**DIRECTIONS**
Match on the string "kind" in the entries below and return every matching line.

BEGIN SOURCE INFORMATION

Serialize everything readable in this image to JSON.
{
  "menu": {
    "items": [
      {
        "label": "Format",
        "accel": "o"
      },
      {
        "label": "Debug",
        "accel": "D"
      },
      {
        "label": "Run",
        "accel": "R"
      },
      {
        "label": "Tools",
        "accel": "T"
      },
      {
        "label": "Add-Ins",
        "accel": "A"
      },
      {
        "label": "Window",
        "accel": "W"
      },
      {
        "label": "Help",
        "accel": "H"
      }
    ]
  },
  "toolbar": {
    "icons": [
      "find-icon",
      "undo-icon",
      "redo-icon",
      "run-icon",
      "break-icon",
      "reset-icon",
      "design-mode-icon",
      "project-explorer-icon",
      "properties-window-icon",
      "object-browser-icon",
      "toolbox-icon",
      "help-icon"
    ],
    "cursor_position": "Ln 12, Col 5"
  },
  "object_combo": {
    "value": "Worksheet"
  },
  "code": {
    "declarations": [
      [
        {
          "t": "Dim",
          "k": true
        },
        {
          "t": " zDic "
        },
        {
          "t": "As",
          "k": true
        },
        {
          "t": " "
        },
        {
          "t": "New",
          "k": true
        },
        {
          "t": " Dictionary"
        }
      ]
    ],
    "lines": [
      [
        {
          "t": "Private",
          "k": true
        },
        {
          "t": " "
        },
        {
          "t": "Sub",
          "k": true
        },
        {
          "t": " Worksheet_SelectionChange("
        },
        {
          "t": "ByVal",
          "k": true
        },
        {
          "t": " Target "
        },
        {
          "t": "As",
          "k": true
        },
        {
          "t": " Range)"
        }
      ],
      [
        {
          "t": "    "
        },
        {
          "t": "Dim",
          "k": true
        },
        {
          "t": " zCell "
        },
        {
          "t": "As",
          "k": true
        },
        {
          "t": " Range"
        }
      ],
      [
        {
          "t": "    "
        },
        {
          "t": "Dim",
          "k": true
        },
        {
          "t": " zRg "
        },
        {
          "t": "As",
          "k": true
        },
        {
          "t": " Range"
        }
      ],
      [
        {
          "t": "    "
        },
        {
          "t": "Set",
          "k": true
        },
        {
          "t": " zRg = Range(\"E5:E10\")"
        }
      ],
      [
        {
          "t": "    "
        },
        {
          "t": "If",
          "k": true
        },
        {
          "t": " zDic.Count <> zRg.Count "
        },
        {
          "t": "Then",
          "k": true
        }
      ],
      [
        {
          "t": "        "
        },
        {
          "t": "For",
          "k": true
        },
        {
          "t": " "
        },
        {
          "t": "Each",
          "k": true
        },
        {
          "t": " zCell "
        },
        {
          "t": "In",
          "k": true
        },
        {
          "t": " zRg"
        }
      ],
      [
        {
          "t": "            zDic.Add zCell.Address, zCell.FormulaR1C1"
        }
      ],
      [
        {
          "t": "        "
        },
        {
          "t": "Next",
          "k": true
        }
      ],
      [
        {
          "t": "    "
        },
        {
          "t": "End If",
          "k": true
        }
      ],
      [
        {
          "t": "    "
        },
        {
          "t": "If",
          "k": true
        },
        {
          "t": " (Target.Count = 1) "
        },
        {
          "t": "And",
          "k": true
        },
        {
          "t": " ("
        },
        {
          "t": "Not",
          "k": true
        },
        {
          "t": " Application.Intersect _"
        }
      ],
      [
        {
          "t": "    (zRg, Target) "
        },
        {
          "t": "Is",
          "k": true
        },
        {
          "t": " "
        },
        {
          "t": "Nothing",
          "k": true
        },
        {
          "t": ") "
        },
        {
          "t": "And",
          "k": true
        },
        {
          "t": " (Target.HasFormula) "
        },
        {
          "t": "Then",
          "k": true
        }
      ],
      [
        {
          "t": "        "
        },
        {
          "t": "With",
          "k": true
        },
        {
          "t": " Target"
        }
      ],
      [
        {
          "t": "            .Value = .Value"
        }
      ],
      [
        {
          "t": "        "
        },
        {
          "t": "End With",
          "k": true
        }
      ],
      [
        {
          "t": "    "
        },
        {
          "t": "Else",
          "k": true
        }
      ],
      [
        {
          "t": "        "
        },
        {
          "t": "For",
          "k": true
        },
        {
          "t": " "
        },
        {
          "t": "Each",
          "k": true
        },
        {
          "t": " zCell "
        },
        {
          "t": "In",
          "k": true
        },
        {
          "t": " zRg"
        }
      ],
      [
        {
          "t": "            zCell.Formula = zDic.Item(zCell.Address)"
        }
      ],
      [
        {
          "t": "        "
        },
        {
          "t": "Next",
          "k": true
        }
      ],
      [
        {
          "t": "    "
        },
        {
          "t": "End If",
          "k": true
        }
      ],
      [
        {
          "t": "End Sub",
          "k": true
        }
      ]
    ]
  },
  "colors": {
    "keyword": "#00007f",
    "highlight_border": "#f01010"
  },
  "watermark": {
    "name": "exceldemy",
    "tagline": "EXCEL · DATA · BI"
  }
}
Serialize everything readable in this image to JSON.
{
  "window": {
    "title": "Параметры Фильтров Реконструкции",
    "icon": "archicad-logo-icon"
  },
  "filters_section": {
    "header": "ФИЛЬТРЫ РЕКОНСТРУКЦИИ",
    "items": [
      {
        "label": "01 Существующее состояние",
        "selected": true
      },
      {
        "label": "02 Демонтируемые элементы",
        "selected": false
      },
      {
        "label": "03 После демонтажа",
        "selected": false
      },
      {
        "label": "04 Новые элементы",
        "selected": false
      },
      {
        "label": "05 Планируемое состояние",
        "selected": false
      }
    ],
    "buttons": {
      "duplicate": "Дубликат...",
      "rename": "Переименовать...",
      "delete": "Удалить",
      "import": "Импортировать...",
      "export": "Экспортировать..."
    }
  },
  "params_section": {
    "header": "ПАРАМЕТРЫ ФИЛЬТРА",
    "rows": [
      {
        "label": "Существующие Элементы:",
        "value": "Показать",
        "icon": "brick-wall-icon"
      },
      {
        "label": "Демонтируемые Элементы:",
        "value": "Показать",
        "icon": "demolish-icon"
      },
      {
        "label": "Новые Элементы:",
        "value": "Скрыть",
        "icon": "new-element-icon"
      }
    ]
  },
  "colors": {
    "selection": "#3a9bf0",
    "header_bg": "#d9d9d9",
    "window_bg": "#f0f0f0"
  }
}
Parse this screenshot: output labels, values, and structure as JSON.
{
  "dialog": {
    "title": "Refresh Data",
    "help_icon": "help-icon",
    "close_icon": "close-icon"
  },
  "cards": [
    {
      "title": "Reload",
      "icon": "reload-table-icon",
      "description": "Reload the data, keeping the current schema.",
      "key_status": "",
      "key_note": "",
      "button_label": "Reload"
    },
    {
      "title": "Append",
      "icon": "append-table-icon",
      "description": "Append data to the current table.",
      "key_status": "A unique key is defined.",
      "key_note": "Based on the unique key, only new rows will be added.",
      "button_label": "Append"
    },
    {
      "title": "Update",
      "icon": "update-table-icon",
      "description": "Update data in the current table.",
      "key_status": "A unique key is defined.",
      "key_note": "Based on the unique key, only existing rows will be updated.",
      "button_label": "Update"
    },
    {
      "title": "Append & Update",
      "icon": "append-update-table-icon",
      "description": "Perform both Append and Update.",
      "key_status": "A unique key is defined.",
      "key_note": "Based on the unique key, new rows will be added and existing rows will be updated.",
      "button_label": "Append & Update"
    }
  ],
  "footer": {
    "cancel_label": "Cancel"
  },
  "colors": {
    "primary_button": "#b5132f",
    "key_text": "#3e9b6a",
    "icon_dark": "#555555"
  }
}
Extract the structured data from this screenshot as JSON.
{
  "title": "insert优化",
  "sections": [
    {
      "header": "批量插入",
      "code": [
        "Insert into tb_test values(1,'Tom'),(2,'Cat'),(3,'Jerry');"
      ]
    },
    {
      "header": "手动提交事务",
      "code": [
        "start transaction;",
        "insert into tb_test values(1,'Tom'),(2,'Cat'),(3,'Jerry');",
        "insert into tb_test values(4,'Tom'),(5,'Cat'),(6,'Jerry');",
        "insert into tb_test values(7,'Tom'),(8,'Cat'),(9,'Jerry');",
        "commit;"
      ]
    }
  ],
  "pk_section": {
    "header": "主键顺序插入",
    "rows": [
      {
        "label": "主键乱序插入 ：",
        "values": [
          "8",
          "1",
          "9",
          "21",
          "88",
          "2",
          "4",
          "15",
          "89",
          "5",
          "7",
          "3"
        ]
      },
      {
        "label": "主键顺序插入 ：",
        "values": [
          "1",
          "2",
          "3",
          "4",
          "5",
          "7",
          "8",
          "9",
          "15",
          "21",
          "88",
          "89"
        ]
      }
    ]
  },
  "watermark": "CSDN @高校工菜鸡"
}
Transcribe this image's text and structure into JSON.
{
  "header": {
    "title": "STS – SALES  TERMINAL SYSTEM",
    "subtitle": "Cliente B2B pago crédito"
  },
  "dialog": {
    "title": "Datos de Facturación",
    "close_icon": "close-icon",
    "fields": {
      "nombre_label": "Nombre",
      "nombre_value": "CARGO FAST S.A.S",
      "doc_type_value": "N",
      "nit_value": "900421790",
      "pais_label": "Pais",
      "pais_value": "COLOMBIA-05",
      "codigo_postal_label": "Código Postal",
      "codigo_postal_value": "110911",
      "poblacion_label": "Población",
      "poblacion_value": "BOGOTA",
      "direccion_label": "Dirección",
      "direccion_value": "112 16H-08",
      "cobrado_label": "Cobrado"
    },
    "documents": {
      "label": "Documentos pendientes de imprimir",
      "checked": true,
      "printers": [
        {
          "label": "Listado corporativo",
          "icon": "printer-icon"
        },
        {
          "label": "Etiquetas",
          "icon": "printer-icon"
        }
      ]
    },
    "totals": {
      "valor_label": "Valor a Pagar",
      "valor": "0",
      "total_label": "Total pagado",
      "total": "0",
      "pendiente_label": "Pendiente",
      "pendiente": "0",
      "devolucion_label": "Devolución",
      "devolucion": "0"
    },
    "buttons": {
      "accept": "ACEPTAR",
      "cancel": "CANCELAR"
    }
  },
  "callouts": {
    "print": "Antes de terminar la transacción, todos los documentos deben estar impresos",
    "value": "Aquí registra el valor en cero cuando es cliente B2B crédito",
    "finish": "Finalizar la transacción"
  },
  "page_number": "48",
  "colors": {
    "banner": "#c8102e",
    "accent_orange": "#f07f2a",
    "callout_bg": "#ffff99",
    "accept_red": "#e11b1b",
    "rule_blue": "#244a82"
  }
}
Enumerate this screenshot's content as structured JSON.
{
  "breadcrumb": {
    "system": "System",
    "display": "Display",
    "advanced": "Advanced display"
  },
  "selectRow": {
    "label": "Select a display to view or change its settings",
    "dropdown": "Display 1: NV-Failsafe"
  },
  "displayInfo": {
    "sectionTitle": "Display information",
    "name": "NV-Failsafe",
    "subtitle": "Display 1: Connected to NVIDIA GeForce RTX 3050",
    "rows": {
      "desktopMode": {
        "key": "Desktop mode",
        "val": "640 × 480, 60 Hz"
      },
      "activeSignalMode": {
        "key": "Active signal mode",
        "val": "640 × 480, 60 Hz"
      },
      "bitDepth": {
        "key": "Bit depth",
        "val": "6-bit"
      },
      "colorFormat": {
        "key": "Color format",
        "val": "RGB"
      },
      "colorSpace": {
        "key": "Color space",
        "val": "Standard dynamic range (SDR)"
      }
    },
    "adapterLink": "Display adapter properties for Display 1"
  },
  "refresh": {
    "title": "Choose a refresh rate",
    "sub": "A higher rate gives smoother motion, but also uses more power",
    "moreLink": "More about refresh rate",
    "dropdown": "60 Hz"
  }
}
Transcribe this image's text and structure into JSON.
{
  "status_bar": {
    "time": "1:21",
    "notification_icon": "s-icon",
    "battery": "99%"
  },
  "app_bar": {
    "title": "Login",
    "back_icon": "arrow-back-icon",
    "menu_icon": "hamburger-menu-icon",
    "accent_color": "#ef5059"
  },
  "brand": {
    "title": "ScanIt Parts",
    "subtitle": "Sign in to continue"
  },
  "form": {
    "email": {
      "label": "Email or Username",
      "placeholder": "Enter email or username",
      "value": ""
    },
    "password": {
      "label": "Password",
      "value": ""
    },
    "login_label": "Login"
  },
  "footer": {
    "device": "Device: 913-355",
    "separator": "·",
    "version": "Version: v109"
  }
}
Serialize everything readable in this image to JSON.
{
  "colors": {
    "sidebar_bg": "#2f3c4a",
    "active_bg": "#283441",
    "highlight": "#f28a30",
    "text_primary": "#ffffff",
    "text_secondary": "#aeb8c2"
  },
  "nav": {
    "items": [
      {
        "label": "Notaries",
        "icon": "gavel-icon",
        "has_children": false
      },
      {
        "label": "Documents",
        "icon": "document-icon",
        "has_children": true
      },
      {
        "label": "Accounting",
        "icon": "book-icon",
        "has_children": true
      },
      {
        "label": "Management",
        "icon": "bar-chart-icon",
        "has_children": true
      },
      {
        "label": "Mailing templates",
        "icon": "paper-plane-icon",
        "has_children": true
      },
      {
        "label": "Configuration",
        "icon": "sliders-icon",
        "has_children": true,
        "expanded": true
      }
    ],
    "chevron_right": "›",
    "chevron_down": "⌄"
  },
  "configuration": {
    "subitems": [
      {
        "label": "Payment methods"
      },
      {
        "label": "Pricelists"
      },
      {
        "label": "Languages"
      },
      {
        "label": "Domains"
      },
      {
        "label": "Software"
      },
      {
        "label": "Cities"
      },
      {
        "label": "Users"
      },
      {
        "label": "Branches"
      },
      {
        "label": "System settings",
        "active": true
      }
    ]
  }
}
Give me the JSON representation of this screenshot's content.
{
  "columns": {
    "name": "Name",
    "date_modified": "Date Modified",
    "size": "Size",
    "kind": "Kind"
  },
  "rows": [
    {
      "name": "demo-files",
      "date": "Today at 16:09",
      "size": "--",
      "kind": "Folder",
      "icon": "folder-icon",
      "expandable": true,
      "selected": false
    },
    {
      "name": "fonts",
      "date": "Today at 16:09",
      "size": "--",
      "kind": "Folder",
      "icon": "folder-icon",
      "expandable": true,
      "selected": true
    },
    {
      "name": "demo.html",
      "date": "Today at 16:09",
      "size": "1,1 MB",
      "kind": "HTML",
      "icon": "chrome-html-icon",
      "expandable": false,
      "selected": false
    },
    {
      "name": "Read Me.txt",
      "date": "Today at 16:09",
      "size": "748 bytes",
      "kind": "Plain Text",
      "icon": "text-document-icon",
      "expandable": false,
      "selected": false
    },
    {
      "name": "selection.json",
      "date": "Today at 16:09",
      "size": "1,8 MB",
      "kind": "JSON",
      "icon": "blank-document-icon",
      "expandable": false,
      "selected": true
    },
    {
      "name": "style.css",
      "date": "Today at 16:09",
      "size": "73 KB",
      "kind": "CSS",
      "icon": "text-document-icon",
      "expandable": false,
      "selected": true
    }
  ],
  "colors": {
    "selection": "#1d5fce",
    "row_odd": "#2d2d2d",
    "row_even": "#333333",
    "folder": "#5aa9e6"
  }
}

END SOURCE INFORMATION

**RESULT OF THE TASK**
    "kind": "Kind"
      "kind": "Folder",
      "kind": "Folder",
      "kind": "HTML",
      "kind": "Plain Text",
      "kind": "JSON",
      "kind": "CSS",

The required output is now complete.